The ban on the export of Irish beef and sheep meat to the Gulf region which was put in place over 10 years ago, has been lifted by the Gulf Cooperation Council (GCC).
The ban, put in place at that time because of concerns relating to BSE and scrapie disease, was implemented by Saudi Arabia, the United Arab Emirates(UAE), Oman, Qatar, Kuwait and Bahrain.
The lifting of this ban has been described by Minister for Agriculture, Marine and Food, Simon Coveney, as a “milestone decision”.

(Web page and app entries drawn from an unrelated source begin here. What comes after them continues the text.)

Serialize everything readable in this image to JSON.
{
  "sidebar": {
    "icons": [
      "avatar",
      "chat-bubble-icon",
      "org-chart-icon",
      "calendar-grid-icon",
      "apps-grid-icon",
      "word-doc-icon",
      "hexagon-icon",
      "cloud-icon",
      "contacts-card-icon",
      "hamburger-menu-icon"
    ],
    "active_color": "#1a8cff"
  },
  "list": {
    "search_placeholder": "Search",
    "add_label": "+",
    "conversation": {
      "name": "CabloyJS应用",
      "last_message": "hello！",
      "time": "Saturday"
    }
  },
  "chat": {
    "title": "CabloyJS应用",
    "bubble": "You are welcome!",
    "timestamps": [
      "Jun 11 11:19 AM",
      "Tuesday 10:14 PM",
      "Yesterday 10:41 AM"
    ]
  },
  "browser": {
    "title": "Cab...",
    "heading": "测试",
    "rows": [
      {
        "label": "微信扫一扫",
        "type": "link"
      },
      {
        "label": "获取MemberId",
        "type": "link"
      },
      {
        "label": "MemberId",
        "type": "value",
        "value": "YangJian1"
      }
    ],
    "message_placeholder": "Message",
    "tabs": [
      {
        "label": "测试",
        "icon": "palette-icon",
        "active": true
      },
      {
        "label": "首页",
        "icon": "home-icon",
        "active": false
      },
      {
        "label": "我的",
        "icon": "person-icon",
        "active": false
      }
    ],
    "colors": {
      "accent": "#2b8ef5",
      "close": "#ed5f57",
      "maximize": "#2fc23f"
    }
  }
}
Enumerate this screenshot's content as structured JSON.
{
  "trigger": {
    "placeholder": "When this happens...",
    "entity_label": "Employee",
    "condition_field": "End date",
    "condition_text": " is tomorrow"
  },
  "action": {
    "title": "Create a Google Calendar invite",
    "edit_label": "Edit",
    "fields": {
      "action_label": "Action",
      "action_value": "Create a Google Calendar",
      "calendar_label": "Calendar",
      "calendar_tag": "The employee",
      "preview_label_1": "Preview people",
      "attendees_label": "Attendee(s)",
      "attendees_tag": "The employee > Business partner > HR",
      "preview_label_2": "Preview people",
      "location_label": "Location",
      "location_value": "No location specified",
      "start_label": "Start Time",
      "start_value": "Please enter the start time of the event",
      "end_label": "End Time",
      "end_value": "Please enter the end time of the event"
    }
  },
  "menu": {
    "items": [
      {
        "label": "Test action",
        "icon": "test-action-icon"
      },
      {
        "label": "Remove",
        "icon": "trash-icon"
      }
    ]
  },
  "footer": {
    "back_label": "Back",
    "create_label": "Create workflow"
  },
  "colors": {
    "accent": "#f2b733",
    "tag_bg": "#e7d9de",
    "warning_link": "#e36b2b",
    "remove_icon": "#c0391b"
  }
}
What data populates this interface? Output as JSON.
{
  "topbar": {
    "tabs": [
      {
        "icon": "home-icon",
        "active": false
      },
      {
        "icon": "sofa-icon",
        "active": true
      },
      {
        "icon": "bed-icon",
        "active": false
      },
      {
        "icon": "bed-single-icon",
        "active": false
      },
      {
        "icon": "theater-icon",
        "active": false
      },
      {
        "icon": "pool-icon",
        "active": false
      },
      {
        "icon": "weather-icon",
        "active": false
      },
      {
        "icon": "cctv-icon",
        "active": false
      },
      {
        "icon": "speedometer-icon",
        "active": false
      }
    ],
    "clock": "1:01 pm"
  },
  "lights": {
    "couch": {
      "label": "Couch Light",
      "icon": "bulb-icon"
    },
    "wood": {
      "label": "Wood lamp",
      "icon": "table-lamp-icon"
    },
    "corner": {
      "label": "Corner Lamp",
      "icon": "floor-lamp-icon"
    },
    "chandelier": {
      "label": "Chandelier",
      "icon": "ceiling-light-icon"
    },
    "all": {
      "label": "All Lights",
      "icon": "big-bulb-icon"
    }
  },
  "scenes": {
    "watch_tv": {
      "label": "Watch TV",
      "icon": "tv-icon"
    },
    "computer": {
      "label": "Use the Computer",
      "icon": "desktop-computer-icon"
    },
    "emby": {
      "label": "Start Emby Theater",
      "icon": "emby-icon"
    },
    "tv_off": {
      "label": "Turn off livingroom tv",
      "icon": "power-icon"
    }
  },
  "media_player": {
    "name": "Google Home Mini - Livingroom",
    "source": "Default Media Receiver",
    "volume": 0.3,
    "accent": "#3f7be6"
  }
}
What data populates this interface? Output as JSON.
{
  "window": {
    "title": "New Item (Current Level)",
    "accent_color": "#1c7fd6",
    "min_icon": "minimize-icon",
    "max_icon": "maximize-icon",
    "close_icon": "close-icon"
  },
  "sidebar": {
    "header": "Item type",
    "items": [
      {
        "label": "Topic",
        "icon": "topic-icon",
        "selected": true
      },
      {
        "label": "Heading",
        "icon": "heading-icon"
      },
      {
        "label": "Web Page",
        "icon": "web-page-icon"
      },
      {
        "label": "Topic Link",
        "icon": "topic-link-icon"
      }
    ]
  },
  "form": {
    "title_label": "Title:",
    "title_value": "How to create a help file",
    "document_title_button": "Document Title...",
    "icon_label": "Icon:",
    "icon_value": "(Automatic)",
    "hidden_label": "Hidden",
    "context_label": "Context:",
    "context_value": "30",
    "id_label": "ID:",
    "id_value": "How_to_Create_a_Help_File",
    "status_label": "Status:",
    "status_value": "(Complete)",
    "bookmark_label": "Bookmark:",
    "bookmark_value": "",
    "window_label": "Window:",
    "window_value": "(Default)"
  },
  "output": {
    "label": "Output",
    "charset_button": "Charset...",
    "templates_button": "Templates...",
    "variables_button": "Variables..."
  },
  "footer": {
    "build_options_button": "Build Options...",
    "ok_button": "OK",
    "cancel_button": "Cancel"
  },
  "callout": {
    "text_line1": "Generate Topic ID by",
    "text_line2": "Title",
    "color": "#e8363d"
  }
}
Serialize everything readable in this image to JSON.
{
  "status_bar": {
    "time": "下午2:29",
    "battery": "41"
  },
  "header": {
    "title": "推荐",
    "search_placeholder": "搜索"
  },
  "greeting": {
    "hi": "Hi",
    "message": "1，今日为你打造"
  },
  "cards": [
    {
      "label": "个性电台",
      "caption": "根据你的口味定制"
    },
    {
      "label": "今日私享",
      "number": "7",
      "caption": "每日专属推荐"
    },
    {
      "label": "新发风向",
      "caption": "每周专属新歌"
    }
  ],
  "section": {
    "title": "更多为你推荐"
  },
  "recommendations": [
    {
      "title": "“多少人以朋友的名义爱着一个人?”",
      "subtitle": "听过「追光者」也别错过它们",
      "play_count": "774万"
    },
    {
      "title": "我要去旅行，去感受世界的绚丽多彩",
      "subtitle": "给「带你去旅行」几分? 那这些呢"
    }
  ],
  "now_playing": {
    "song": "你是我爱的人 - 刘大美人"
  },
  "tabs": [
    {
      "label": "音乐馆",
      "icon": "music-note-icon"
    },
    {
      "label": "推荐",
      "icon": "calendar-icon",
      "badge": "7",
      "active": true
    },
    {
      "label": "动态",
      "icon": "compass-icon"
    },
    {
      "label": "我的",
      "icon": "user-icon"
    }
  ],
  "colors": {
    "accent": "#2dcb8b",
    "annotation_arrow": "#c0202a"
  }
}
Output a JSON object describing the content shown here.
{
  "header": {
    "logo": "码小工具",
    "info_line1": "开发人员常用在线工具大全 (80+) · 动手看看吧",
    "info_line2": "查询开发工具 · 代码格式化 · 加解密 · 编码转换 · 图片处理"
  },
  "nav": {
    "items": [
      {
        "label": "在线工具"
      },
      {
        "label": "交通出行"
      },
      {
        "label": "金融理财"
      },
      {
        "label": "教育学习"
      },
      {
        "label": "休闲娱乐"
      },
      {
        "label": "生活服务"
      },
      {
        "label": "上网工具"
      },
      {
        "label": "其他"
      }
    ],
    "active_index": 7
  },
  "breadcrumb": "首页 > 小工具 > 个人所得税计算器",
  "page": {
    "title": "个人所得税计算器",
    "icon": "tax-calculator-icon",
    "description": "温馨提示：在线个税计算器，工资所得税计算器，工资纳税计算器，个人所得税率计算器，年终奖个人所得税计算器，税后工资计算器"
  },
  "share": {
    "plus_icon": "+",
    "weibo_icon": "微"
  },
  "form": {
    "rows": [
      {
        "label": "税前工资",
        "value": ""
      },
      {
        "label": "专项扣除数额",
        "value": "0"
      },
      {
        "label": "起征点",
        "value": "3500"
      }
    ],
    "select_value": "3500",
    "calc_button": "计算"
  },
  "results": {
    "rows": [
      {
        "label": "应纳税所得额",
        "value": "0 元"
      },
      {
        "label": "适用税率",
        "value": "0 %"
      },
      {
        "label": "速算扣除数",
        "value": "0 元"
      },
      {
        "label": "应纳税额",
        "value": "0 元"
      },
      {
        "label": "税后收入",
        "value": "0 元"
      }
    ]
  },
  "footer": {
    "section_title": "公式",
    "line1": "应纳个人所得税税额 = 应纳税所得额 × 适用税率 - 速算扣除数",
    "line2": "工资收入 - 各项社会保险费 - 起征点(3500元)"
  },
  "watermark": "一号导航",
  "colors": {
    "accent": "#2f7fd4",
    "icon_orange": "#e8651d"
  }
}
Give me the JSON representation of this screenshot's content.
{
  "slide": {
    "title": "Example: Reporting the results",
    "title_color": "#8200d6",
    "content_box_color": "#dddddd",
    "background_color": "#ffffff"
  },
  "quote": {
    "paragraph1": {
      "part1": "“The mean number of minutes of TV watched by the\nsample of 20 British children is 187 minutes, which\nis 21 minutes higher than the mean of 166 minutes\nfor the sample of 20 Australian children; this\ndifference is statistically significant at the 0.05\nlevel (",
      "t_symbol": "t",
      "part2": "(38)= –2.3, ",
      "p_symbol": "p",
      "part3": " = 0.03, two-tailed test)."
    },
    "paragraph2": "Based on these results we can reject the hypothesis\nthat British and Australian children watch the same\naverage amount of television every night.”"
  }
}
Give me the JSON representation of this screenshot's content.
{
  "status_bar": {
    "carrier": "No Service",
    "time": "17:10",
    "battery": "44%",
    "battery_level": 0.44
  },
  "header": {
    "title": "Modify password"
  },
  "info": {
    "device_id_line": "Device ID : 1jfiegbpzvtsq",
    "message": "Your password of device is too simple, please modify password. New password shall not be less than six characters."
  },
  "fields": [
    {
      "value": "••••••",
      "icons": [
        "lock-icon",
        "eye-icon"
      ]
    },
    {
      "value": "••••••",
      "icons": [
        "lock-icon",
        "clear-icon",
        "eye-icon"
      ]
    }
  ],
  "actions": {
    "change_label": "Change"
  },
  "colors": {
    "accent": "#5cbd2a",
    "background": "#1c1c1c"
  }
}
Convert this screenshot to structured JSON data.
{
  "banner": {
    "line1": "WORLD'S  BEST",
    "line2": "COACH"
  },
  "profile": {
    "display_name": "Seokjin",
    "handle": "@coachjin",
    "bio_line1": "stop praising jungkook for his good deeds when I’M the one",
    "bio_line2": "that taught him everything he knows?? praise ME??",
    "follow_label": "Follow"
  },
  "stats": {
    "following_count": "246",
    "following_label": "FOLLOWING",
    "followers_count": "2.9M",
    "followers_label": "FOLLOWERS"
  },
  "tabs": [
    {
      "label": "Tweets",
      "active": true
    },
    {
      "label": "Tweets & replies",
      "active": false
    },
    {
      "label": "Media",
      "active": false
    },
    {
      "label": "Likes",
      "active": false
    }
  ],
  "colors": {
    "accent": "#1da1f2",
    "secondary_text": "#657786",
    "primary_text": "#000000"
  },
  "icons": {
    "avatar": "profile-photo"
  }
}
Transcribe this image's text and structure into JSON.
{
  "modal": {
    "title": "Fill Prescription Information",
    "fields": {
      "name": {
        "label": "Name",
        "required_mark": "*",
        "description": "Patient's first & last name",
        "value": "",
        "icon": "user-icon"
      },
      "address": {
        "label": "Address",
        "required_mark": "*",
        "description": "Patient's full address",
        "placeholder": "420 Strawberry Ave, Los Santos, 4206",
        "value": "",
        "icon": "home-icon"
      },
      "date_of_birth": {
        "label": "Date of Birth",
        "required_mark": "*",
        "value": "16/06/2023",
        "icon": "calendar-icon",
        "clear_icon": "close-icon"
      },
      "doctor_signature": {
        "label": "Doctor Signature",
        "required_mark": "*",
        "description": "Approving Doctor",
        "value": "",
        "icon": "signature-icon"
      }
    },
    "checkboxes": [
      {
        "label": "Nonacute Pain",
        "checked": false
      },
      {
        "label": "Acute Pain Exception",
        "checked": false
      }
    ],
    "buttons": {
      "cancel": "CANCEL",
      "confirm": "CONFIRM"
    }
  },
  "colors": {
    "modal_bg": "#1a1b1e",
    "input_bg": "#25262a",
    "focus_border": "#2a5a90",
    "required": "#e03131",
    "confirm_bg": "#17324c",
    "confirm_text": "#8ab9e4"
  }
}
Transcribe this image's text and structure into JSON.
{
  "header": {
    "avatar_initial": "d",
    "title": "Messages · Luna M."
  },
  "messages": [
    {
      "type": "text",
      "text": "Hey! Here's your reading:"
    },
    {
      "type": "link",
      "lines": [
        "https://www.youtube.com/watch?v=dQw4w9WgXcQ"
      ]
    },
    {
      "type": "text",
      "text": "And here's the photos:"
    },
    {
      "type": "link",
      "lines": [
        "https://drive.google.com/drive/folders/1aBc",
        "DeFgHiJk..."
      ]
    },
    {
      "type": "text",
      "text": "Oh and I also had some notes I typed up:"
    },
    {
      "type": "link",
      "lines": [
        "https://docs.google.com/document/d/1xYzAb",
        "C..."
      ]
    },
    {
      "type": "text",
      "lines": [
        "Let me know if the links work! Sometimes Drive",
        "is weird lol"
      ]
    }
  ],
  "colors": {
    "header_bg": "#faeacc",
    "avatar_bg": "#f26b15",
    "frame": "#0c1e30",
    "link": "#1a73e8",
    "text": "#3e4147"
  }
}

The Minister said that this decision by the GCC Food Safety Committee was the result of ongoing efforts by his Department, Irish Embassies in Saudi Arabia and the UAE and Bord Bia over a number of years. These efforts resulted in a successful inspection visit to Ireland by a veterinary delegation from the GCC in February of this year when they saw at first hand the safety and quality of Irish beef and lamb. He added that while Saudi Arabia had previously lifted a ban on the importation of Irish beef and the UAE had lifted the ban on Irish beef, sheep meat and poultry, the formal lifting of the GCC-wide ban means that Ireland is free to export Irish beef and lamb within all the Gulf countries.
Minister Coveney said his department would now work to agree veterinary health certificates with all GCC countries for beef and lamb so that the exporting of these products to these countries could begin as soon as possible.
Welcoming this important development, the Secretary General of The Arab-Irish Chamber of Commerce, Ahmad Younis, said, ‘Our Chamber provides a full certification and legalisation service to meat exporters to the GCC countries and we work closely with the embassies of these countries to ensure a fast and responsive service. We look forward to seeing an increase in the number and value of shipments to the region in the months ahead arising from this welcome news.’
The region has a combined population of almost 43.5 million people and is a significant importer of food products.